9 Sep 2020

At ... the asteroid that struck earth at the K/T boundary came in at an angle of 60 degrees according to a new study. This is said to have maximised the amount of climate changing gases that subsequently ascended into the upper atmosphere. It likely unleashed billions of tonnes of sulphur, blocking out the sun. This is thought to comply  with the idea of nuclear winter, one of the theories on the demise of the dinosaurs (and many other animals that experienced a mass die off at the same point in time). 3D simulation is involved in this report  in Nature Communications journal (see also ... to get at earlier research. The comments at WattsUp include some very sceptical ones, not prepared to accept catastrophism in any shape or form ...


See also ... and ... a new paper in Science Advances offers evidence not just of the release of huge amounts of climate changing gases but it also created, we are told, a hydrothermal system  nine times the size of the Yellowstone caldera. It may have persisted for thousands, if not hundreds of thousands of years, in the wake of the asteroid strike. It permanently altered the chemical and mineralogical make up of a large chunk of the earth's crust. The Chicxulub crater is a 240km wide basin beneath the Yucatan peninsular, stretching out into the Caribbbean Sea. Data has shown that the impact that formed it generated ideal conditions for a hydrothermal system developing. Mexican researchers, and others, found hydrothermal alteration that was 100m thick and it may have generated hot  fluids 700m below the surface. They analysed hydrothermally altered rocks recovered from below the sea floor - up to 1335 feet below the sea bed.

The reason for this post is that the one yesterday, Geology of Japan, 8th September, intimated that massive changes in Japanese geology occurred during the Cretaceous era and we may speculate it had a connection with the asteroid strike. We might also bear in mind that the massive Tanis fossil dinosaur site in North Dakota may also have a connection - see ... a town named after the Egyptian, and Biblical, city of Tanis in Egypt. It is all part of the extensively studies Hall Creek Formation. This spans the corners of four states and is famous for the amount of fossils it has delivered - dating to the Upper Cretaceous/Palaeogene period (embracing the K/T boundary). If we add the Interior Seaway and the Deccan Traps lava formation in India, we really do have a global event, not confined to a small geographical region in Mexico. Thought provoking. However, not likely to be taken up by mainstream.

Note ... another interesting point here is the Electric Universe people believe strongly that the Chicxulub crater was formed by a thunderbold.

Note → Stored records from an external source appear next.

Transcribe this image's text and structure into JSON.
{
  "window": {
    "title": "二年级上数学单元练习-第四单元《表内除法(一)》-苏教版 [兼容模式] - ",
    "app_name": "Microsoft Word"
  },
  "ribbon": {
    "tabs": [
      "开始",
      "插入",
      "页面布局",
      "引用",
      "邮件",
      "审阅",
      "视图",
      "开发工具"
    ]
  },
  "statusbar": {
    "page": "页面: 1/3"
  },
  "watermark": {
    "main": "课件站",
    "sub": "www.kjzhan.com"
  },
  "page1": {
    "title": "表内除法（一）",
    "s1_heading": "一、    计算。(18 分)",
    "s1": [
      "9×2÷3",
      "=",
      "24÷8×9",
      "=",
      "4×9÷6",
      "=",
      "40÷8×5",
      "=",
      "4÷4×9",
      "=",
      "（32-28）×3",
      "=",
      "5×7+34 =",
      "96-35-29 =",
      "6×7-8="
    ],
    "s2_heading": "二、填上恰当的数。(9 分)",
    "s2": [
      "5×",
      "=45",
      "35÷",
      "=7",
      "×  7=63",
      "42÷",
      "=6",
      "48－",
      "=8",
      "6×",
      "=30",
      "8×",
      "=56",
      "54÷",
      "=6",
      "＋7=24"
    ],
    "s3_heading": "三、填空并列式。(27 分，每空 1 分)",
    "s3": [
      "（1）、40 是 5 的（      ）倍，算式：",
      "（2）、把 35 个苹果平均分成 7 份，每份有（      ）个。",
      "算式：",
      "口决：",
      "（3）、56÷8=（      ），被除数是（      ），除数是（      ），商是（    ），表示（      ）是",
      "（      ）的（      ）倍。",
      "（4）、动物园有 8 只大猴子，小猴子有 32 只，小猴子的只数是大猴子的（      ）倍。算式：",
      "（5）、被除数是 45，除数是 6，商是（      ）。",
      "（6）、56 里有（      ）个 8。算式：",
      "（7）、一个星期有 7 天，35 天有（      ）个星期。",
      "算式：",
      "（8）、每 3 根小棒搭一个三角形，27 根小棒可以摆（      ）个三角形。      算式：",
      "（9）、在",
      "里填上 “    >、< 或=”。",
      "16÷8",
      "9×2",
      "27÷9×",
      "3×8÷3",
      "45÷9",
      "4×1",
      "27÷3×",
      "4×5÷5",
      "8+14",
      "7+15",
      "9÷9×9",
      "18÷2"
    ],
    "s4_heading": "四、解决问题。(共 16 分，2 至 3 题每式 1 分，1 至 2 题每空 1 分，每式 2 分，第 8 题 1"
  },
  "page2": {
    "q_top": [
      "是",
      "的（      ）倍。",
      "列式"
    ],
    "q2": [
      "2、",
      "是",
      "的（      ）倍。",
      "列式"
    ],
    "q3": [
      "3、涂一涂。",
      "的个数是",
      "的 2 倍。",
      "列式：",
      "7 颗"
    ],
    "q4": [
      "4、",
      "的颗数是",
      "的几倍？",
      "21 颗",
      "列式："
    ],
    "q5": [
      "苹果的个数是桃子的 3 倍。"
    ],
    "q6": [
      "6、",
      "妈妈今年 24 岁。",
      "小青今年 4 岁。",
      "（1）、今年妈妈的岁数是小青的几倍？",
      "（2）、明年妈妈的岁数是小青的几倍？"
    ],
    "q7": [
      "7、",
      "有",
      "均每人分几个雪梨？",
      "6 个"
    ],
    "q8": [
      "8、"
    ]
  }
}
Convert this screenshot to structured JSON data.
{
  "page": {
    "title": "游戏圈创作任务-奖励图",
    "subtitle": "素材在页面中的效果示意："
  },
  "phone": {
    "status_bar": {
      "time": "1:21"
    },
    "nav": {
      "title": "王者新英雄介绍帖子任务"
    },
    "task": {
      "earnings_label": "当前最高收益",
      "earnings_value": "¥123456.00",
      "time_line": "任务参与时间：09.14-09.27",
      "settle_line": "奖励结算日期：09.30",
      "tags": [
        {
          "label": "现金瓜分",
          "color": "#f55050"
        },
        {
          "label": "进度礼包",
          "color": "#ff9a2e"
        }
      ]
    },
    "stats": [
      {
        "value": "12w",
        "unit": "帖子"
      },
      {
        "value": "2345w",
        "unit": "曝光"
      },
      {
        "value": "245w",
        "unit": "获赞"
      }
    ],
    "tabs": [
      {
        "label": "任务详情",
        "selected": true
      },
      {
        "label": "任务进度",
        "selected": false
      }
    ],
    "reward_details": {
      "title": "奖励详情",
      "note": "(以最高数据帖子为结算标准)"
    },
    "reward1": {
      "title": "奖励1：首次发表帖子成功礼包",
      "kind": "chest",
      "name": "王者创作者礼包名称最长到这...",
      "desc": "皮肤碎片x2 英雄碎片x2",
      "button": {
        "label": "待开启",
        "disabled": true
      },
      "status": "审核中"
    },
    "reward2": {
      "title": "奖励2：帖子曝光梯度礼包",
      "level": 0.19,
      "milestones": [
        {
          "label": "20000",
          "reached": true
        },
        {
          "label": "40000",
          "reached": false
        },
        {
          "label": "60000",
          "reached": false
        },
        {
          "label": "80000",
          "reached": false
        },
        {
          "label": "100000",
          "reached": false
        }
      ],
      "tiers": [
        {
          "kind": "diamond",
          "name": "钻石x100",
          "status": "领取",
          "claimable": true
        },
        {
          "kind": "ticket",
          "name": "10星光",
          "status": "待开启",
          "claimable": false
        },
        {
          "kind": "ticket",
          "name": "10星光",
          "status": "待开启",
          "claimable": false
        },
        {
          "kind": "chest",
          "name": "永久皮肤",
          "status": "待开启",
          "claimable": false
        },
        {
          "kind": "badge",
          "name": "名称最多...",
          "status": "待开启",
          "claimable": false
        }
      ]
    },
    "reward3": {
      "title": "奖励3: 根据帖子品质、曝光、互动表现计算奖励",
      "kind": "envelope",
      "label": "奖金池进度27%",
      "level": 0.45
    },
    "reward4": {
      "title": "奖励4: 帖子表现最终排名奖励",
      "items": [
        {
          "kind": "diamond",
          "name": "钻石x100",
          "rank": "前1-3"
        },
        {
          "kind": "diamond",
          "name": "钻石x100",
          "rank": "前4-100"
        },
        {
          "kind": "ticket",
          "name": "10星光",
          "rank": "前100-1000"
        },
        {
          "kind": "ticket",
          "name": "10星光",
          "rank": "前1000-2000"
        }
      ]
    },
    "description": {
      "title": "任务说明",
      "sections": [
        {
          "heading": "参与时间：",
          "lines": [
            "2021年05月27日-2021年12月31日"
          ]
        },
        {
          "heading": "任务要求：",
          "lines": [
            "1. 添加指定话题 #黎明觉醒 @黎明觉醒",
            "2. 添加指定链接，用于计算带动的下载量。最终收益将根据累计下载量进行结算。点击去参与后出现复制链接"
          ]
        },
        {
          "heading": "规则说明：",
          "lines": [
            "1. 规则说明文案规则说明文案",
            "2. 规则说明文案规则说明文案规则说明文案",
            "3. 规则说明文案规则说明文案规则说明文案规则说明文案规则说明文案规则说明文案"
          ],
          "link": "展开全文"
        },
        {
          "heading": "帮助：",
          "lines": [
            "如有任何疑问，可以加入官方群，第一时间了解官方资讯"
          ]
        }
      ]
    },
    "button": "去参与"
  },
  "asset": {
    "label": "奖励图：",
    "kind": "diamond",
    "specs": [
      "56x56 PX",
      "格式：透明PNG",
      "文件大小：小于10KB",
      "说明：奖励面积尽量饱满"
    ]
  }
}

Not of course your garden variety of thunderbolt but a huge one generated by a large cosmic body such as a planet, interacting with the electromagnetic defence system of the earth. How does that pan out if we have a global event - as far as geological tectonics are concerned. So many questions.

Then we have Britain. Recently, flicking through Down to Earth geology magazine (May of 2020) we learn that basaltic lava flows in Co Derry and Co Antrim occurred around 60 million years ago - more or less contemporary, even on the uniformitarian model, with the K/T boundary event. In addition, we are told, if the magma was rich in silica, as in lava that is granitic when cooled, it will have been viscuous. This means the gases in the magma was inhibited from being released gently. Instead, pumice builds up and the gas and lava are extracted explosively. A good part of the lava will have been converted into fine ash ec. In the case of Northern Ireland the magma is basaltic and it could have flowed freely. Volcanoes extruding lava flow low in silica are not as violent as the others.

Volcanic gases include water, for example, in a vapour form, as well as carbon dioxide, chlorine, hydrogen chloride, flourines, hydrogen flouride, and various sulphurous volatiles. Steam is the main gas blasted in a volcano (boiled water) and the second is carbon dioxide. Geysers form due to the eruption of steam and hot water through a vent.

Micro fossils are those small things you can't see very well in a geologists hand lens - and require a microscope. Foraminifera (plankton) are protozoa. They are mostly marine and singled celled. Broken foraminifera fossils can form beaches of sands. They can be found in Ireland - at Dog's Bay in Connemara, for example. There follows several pages of pictures of micro fossils, many from British location ssuch as Kent. They are also found in the Upper Chalk (Late Cretaceous). In fact, many of the listed microfossils have an origin the in the chalk and therefore date from the Cretaceous (indicating ocean water was involved). Lots of sploshing around it would seem - or the continental land masses have changed (what was submerged at some stage became an emergent landscape).